If you are a novice watch enthusiast (and I still consider myself a novice), then like me, you are still in the process of expanding your knowledge, your collection, and your taste in timepieces. You understand the basics of watches and collecting, and are now looking to go deeper into that rabbit hole. Congratulations then! It's time to go beyond what you see in the catalogs, and into the world of watch accessories.
There are a great many ways you can move forward and find a greater enjoyment of this hobby, and one of the most accessible is by changing watch straps. I've always said that I was a car guy before I was a watch guy, so an analogy I like to use is changing straps on watches is like installing aftermarket wheels on a car. Sometimes, the right strap will make a great watch even more beautiful. Other times, the strap itself becomes the main attraction. Whether you change your straps yourself or take it to your favorite watchmaker, a good strap definitely adds character and personality to whatever you wear on your wrist.
A simple nylon strap, whether it's a NATO-style or Zulu-style design, can make a huge change in a watch. It's my personal favorite accessory, and over half the timepieces I wear are on a nylon strap. They are comfortable, lightweight, and come in hundreds of styles from plain solid colors all the way to patterned designs. They're durable, washable, and not too expensive, either. I wear this camo design on my G-Shock, and it's gone snorkeling with me in the beach, gotten grease stains while working on my race car, and generally takes a beating. The design is still clear, and I use it quite often. And because they are easy to swap around without the need for tools, I can wear the same watch every day with a different strap and it feels new and fresh each time I put it on.
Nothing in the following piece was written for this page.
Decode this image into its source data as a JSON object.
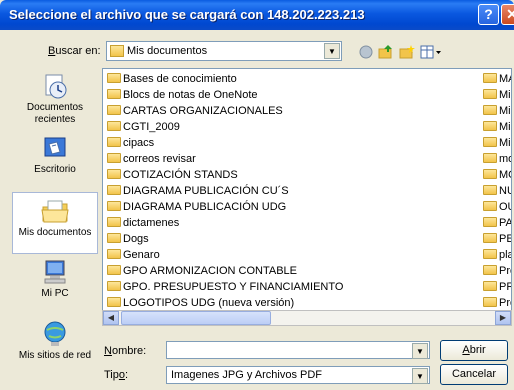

I first discovered nylon straps as an alternative to leather and steel. I sweat easily, and my work conditions are such that leather and steel will get scratched, gouged, and otherwise damaged. Nylon, however foregoes these disadvantages, and unlike leather or steel, I can have a lot of fun with different colors or patterns. Among my favorites is this BMW-inspired design by Movement 923 that I wear with various watches - this time with a Rolex Explorer 2 that I used to own. It's made in Europe, and the material is soft with colors that don't bleed or easily fade, even after multiple washes.
Some enthusiasts want a strap that's a little more substantial, and you can't go wrong with leather. Leather can both dress a watch up or dress it down, depending on the aesthetic you are after. There are a lot of places you can buy leather straps - you can find kiosks in various malls that sell them. If you're looking for something unique, however, there are a lot of great leather-workers in the Philippines that will do custom straps for you. Among them is Jaquie Ang, whose creations are all done by hand and made to order.
Jaquie only makes full grain cow hide leather straps, but there are a lot of color options. Colors come in small batches, and once that color is gone, that's it. Different buckle hardware and colored stitching further makes each piece unique. Glue or other adhesives aren't used, so the straps are more resistant to heat or being submerged in water. The right color strap can really enhance the character and beauty of a watch, if paired correctly. This Hamilton Jazzmaster Maestro's gold hands and indices have more pop to them against the white dial when matched with this gorgeous green leather strap.
Once limited to just diver's watches and G-Shocks, silicone or rubber straps have grown in popularity for all sorts of watches. Even Rolex offers their own Oysterflex rubber band on select variants of the Daytona. Now you can get aftermarket rubber straps for most watches, with vibrant colors and the durability of rubber. Unlike nylon or leather, choosing a product depends on the kind of watch you have - Rolex, Seiko, Panerai, or something else. For this reason, I'm including here three brands Everest (who make exclusively for Rolex), Crafter Blue and Uncle Seiko (who are Seiko-specific), and Horus (who do straps for AP, Panerai, and Apple Watch) - all of which are available from Horology Matters.
Rubber straps have a certain sportiness to them that lends well to more expensive, or larger case-sized tool watches. This works out well, too, because they aren't cheap - with prices in the five-figure range, you are right to expect a top-quality product. Thankfully, with the three brands mentioned, this isn't a problem. All three are UV, water and chemical resistant, which means durability isn't an issue. A lot of rubber straps also are hard and uncomfortable, but these are nice and pliable, meaning a more comfortable fit. If ever there was a watch-equivalent of "glamping" - that is glamorous camping - this would be it.
There are actually a few more aftermarket strap options, such as perlon and various metal bands. These three - nylon, leather and rubber - however, are the most popular. Which is best? That depends on the user - and the watch it will go on. While each has its own charm and function, and I don't believe that any have a definite advantage over the other. Much like watches themselves, the decision to go with any of these straps is purely a personal choice. The best part is that having different straps means you don't have to choose just one. Right now I could wear a nylon strap on a Seiko, but I might wear a leather strap on an Omega tomorrow, and a rubber strap on a Rolex the day after that. After all, why choose when you can have it all?